● **WHAT IS NEEDED**:
Scan the entries line by line and return those with "title".

● **Items from a dataset**:
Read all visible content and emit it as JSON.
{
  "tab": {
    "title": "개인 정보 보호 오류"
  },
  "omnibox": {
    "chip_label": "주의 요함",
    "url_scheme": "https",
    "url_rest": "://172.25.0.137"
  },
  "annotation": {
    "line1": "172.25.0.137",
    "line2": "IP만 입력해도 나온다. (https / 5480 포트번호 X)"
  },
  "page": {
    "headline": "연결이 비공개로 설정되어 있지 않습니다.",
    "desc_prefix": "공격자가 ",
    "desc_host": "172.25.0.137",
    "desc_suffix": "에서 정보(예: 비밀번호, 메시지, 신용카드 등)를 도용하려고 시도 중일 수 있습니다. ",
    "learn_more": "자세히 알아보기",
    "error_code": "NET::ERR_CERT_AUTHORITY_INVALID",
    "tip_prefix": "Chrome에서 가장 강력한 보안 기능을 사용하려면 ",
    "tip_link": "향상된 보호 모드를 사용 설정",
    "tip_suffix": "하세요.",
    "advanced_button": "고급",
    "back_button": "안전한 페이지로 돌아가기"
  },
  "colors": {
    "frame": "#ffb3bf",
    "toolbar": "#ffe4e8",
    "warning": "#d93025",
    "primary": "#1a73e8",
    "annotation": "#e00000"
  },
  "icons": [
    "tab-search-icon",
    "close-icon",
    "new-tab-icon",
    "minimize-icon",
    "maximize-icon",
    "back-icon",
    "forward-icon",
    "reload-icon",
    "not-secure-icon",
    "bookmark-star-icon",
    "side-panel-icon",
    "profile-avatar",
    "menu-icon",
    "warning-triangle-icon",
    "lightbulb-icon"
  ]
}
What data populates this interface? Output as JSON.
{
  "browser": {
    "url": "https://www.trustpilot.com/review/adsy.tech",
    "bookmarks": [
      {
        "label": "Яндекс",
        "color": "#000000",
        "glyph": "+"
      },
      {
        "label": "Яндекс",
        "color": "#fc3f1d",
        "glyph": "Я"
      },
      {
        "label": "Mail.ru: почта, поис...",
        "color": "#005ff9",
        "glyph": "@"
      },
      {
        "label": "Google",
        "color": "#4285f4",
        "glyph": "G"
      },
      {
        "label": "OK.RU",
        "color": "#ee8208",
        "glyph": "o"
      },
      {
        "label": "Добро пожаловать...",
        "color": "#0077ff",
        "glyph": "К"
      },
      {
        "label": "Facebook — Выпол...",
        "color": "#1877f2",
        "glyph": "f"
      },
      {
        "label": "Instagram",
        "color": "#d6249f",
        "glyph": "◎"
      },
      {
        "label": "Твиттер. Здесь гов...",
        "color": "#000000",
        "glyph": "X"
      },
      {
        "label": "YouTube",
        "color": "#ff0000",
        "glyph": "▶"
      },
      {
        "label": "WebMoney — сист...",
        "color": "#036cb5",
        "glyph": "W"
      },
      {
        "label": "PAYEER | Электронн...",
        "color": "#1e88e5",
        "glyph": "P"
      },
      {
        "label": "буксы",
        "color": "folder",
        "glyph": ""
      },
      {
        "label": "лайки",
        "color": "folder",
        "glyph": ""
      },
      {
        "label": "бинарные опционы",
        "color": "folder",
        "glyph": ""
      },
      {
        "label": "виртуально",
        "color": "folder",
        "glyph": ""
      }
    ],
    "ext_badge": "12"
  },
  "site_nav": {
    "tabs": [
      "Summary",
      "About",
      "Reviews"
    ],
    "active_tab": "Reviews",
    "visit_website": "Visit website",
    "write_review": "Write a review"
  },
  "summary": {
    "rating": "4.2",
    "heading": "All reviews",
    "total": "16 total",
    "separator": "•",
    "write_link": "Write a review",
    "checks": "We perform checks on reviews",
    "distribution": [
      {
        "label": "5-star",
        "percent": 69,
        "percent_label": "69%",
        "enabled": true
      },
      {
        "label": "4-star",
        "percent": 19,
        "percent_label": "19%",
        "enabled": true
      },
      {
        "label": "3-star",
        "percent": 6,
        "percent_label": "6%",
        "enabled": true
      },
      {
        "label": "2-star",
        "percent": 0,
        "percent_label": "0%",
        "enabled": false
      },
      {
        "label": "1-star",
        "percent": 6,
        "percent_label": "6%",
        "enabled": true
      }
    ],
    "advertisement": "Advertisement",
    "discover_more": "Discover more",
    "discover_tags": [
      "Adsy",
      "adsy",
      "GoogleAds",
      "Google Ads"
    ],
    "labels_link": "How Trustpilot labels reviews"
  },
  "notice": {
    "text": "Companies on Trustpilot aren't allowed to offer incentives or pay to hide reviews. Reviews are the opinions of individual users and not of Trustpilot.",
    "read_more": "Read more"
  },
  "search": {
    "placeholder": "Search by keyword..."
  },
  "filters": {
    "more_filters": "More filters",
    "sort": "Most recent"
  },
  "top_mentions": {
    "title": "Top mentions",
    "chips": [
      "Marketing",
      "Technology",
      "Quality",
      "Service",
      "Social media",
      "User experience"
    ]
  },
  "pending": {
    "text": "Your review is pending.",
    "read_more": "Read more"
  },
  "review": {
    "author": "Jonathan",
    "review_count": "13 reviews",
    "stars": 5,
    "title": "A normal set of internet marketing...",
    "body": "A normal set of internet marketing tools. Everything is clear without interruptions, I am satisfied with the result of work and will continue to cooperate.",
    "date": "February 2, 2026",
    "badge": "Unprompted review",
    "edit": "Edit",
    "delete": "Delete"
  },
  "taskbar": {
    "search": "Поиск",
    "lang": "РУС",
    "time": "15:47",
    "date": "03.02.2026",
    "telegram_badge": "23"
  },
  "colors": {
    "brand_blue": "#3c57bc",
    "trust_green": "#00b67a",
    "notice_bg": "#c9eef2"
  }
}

● **RESULT**:
    "title": "개인 정보 보호 오류"
    "title": "Top mentions",
    "title": "A normal set of internet marketing...",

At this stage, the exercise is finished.